(Entries from a dataset of interfaces)
%%
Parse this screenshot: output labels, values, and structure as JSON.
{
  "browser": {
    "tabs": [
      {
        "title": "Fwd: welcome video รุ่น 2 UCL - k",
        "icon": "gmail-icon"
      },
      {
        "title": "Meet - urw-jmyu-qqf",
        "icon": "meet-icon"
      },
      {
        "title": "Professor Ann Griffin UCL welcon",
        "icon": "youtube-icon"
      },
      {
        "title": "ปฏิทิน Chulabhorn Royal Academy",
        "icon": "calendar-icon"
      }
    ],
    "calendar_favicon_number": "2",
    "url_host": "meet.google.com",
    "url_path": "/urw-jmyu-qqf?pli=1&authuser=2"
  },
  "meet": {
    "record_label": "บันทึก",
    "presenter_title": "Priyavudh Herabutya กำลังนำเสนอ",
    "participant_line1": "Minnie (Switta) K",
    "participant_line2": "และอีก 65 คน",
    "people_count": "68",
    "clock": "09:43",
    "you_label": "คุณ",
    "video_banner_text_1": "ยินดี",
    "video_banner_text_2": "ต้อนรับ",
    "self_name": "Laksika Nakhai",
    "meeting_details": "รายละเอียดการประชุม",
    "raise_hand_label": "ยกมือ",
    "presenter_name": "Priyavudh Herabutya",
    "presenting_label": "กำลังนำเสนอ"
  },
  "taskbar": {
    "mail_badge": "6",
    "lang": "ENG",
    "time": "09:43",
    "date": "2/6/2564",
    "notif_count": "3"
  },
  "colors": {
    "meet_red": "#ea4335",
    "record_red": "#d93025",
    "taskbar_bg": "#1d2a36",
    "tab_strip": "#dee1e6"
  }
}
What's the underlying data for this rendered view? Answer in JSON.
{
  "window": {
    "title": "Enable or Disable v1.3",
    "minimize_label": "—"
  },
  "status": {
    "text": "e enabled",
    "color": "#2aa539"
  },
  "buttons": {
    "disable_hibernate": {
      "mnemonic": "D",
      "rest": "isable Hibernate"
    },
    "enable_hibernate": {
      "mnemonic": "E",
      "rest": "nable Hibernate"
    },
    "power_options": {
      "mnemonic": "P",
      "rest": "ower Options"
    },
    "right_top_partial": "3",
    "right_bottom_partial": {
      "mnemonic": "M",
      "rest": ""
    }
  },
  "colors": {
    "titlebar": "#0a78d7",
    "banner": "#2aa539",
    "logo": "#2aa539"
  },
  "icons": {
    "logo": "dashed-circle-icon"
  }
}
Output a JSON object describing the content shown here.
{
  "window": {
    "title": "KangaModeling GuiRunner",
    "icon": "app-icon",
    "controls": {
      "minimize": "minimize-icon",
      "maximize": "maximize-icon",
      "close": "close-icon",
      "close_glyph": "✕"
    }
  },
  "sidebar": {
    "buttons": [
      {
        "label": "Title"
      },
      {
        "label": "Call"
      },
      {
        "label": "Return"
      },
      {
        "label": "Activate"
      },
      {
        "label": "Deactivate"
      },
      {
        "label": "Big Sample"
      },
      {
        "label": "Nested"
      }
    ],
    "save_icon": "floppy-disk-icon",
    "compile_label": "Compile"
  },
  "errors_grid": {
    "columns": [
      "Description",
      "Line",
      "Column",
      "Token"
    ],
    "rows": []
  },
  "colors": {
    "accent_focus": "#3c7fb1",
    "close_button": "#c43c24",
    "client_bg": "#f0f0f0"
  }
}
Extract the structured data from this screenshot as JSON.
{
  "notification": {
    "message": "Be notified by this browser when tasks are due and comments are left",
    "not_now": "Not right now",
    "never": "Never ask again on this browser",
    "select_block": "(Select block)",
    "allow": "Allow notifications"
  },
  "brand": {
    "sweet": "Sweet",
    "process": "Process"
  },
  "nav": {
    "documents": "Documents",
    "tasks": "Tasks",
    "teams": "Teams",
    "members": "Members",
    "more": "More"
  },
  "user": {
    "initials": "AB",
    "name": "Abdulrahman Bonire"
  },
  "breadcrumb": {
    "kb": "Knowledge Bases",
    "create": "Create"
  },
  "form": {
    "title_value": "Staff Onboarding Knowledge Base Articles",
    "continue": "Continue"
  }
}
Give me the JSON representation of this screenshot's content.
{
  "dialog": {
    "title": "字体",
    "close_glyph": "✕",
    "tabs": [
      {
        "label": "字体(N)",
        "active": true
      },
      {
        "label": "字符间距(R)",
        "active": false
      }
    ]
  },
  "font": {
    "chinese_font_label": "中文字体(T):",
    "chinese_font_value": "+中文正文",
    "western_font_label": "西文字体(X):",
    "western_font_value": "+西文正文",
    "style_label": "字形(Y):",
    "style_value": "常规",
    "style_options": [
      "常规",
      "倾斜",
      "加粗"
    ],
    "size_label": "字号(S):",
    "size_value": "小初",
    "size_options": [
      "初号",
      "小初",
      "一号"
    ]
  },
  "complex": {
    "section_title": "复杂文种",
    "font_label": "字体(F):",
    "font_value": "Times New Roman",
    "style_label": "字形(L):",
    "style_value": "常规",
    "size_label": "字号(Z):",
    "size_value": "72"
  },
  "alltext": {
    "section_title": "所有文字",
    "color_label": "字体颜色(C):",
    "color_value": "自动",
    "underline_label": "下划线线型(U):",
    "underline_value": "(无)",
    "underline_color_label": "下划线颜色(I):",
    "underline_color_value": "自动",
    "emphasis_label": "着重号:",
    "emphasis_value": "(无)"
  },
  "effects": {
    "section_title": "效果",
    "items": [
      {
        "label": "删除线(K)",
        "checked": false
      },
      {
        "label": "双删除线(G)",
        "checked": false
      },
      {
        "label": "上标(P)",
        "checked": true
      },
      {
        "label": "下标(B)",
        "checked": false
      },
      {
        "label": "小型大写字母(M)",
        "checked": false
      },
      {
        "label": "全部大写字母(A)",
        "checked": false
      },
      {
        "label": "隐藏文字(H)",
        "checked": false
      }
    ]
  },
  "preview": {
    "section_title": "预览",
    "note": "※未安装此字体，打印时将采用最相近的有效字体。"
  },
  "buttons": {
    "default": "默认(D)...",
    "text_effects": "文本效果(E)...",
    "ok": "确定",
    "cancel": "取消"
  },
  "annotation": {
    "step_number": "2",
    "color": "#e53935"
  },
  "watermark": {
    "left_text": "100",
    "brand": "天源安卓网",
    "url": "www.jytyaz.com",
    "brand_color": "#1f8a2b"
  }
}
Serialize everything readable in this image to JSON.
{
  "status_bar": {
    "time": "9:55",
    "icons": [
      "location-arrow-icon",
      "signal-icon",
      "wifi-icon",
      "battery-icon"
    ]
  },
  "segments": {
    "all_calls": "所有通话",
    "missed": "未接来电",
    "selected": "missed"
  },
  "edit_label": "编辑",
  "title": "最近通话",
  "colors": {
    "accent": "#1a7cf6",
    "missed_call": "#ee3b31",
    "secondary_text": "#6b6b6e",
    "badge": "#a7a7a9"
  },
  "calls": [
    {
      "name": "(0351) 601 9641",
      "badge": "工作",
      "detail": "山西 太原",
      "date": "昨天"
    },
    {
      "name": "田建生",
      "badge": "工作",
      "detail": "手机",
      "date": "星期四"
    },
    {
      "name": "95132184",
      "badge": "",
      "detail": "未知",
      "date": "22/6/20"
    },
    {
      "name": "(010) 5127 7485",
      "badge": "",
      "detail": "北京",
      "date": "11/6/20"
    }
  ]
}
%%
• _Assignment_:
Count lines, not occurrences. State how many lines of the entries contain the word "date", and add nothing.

• _Expected answer_:
5